After a few solid hours of hiking, Mocha, my cameraman, and I reached the peak.  We all sat down and took in the majestic views of the North Coast.  You can see the whole coastline, from Seaside well into Washington State.  Poor Mocha was beat.  She was gasping for air, and I was a little worried about her.  We had just enough water left to quench her thirst, but more would have been nice.  Usually there is a spring about halfway up that I feel is safe to drink from.  My dog did lap up the puddle there, but I wasn’t getting on all fours.  In the end, Mocha killed it.  I was so proud of her.  I kept her motivated with words of encouragement, smacking her butt, and tossing turkey jerky in her mouth.  On the way back I told Moc we were going back to the car and home for ice cubes (her fav).  My legs were jello, and Mocha was walking funny, but we accomplished the mission.  Next time we will be even stronger, and smarter about it.  
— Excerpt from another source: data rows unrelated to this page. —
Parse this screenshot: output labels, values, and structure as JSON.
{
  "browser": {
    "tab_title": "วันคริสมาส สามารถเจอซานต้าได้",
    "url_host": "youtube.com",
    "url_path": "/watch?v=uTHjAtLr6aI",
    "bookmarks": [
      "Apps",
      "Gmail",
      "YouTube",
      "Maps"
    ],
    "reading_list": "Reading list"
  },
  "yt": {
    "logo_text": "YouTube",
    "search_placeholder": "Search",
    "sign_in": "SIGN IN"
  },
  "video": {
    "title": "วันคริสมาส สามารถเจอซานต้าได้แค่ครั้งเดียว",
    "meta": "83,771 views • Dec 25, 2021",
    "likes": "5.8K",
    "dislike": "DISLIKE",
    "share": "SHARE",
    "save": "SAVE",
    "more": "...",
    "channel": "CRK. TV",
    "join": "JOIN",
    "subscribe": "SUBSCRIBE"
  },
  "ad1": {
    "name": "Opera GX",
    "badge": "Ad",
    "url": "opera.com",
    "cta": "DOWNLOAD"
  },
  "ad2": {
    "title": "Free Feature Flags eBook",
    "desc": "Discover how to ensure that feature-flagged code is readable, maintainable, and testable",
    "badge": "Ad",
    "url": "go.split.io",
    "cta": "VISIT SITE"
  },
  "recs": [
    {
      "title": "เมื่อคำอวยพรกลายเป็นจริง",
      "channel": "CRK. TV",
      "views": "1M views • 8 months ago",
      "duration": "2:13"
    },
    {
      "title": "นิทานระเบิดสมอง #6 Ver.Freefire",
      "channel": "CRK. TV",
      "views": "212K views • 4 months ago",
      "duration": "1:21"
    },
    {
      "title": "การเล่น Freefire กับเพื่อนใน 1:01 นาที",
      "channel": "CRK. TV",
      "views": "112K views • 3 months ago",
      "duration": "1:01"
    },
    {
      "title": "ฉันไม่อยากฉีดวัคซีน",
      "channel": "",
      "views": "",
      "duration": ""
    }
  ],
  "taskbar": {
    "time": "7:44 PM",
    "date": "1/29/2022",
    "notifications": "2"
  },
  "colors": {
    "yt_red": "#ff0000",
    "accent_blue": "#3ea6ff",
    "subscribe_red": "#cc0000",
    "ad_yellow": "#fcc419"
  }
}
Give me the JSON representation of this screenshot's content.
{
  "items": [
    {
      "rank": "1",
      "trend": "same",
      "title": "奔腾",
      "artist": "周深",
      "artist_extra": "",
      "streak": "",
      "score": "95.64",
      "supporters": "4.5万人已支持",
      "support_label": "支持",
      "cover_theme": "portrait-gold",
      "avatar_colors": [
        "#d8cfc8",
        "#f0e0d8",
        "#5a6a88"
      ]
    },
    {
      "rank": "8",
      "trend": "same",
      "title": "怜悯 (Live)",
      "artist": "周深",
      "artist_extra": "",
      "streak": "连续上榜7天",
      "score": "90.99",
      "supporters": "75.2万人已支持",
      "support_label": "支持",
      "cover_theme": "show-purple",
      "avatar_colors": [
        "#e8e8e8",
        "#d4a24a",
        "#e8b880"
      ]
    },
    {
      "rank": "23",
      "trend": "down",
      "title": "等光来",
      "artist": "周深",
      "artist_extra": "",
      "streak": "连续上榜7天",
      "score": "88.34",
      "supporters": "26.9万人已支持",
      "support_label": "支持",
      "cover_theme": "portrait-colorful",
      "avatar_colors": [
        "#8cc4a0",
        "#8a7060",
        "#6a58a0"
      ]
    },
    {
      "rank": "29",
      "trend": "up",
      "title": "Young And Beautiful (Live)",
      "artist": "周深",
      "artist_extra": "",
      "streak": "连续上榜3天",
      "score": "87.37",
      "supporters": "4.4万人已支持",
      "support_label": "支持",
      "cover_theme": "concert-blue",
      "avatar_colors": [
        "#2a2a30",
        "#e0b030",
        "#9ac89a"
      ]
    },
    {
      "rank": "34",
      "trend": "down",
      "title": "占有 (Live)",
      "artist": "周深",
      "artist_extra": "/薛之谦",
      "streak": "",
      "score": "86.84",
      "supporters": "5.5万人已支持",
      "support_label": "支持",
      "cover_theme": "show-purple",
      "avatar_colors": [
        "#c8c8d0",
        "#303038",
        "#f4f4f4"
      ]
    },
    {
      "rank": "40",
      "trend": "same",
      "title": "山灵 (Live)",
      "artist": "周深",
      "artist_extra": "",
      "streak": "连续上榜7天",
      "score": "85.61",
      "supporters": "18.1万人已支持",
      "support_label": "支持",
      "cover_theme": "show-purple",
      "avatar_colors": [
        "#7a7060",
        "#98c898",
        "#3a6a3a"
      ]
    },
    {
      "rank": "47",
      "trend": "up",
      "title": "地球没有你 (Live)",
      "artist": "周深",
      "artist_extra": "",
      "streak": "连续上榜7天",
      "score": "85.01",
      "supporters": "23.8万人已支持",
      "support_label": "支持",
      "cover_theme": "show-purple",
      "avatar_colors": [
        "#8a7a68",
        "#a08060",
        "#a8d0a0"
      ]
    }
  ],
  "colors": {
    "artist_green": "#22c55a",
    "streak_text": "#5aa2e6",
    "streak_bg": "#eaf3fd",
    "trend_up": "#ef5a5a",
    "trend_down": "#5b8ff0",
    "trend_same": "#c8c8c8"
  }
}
Cam and MochaMocha knew we were going to the top.  If you want to rock a paracord bracelet for emergency preparedness made by Survival Bros, send $8 to cameronmckirdy@hotmail.com via PayPal.  Thanks and best wishes from us both.